Robot arm cameras hang from the ceiling in Mikami Seiko's dizzying installation "Desire of Codes," now showing at the NTT InterCommunication Center (ICC) in Tokyo.
The large installation consists of 6 cameras on robot arms and 90 wall-mounted moving sensors (of which 15 are mini-cameras) that respond to the presence of visitors and move toward them somewhat like a swarm of mosquitoes.
This display outside the entrance to Mikami Seiko's "Desire of Codes" represents what the computer behind the artwork is doing. The graphic blocks represent video shot inside and outside the installation, and you can see the algorithm in real time selecting which ones to project.
"Desire of Codes" runs through December 12 at ICC in Tokyo and will then travel around the world.
Included in the recently opened "Open Space 2011" show at the ICC gallery is David Bowen's "Tele-present water," a robotic work that conveys the actual flow of waves in lakes and oceans. A overhead pulley system that suspends a moving mesh recreates the g-forces and acceleration of wave patterns. The work is like a giant marionette portraying water.
Depending on the actual weather at the sensor location, the grid can be calm or rough. It won't make you seasick, though.
Bowen's "Sonar Drawing Device," from 2003, draws with a wax crayon based on data from its sonar detector, which picks up people and objects in the immediate vicinity.
Each of these robo-drawings is unique to the time and place where it's being exhibited.
Although not robotic, Yusuke Shigeta's "Pixel Forest" is a very amusing part of "Open Space 2011" at ICC. It's basically a darkened room with two ceiling projectors streaming '80s-style game graphics onto the floor. Visitors pick up books full of blank pages and hold them up to see a low-res fairy tale unfolding. There are knights marching about, demons jumping around, and even a Gulliver tied to the ground.

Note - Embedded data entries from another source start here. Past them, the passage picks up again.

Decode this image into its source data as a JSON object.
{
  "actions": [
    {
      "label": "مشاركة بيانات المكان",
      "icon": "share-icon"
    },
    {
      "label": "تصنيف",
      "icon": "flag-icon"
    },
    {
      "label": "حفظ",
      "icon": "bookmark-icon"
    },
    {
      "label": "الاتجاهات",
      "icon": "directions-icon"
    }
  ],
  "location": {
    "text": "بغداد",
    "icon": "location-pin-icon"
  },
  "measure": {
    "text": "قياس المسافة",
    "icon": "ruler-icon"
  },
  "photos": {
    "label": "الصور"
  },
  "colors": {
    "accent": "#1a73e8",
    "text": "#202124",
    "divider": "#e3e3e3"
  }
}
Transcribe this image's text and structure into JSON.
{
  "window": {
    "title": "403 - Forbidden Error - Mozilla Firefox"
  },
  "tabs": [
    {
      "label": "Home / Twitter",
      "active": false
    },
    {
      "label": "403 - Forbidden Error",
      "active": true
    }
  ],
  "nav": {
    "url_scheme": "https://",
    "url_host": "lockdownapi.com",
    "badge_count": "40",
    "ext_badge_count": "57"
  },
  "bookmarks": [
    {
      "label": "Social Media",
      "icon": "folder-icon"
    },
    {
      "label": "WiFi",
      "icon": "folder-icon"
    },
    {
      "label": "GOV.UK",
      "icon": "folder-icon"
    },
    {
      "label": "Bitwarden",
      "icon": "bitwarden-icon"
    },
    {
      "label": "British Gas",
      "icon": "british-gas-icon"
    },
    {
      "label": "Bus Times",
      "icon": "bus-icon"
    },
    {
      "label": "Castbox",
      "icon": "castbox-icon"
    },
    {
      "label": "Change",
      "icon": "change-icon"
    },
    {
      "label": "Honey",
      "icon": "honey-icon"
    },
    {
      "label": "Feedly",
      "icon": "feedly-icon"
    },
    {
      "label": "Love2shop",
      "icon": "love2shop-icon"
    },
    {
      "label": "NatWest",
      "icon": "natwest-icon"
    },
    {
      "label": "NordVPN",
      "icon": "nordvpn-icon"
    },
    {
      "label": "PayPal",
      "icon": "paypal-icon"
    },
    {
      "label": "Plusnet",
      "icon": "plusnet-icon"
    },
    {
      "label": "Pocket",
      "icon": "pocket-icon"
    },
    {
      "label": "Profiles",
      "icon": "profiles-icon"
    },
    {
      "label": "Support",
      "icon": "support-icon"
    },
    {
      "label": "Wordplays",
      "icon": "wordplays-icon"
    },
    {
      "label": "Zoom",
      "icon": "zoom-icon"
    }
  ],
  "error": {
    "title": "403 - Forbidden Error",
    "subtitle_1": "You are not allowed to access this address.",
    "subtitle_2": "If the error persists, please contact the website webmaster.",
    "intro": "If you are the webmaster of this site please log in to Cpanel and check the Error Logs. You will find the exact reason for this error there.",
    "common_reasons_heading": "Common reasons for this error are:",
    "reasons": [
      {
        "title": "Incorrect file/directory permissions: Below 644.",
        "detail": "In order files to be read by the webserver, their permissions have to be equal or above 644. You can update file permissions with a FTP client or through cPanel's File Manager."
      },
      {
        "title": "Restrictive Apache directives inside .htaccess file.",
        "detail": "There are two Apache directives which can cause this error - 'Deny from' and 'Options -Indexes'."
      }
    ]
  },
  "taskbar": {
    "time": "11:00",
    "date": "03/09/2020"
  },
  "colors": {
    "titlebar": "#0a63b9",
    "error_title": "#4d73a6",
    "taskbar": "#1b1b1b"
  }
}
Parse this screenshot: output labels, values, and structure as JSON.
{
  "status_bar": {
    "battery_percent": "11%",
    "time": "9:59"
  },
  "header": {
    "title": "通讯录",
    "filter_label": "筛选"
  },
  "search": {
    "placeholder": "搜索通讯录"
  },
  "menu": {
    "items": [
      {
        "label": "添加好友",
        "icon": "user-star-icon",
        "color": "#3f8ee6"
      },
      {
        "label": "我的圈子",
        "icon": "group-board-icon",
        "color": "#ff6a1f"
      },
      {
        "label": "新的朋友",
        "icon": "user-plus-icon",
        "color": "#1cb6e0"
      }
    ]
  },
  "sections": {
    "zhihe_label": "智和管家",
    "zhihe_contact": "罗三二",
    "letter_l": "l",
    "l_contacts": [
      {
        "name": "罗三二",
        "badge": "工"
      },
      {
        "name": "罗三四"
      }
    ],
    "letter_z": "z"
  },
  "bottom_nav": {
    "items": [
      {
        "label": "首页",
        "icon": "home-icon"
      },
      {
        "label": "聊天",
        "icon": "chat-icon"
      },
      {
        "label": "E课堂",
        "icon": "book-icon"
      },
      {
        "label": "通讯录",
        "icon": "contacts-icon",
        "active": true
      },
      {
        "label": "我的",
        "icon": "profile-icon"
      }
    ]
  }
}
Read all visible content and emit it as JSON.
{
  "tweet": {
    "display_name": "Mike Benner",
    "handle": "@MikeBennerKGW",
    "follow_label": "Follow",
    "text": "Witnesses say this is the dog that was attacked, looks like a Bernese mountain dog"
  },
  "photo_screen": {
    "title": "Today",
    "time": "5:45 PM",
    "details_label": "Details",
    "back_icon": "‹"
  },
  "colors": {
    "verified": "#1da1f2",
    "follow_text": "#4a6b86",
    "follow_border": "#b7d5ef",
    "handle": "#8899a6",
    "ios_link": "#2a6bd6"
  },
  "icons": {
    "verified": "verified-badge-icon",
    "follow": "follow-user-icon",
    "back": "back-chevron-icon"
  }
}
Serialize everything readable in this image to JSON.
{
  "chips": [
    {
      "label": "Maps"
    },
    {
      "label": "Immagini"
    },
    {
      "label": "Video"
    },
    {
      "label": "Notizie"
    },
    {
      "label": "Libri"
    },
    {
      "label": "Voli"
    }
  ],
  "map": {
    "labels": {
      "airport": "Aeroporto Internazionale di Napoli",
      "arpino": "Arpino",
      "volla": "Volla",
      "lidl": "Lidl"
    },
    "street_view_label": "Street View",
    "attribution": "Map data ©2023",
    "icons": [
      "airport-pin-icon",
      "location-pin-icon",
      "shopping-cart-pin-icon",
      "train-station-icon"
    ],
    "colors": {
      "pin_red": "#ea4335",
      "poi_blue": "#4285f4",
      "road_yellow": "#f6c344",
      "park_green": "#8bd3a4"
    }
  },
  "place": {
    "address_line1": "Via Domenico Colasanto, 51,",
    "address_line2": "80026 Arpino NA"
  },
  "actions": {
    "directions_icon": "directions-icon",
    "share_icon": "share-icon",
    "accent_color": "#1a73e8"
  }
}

"Open Space 2011" runs through March 18, 2012 at NTT InterCommunication Center in Tokyo.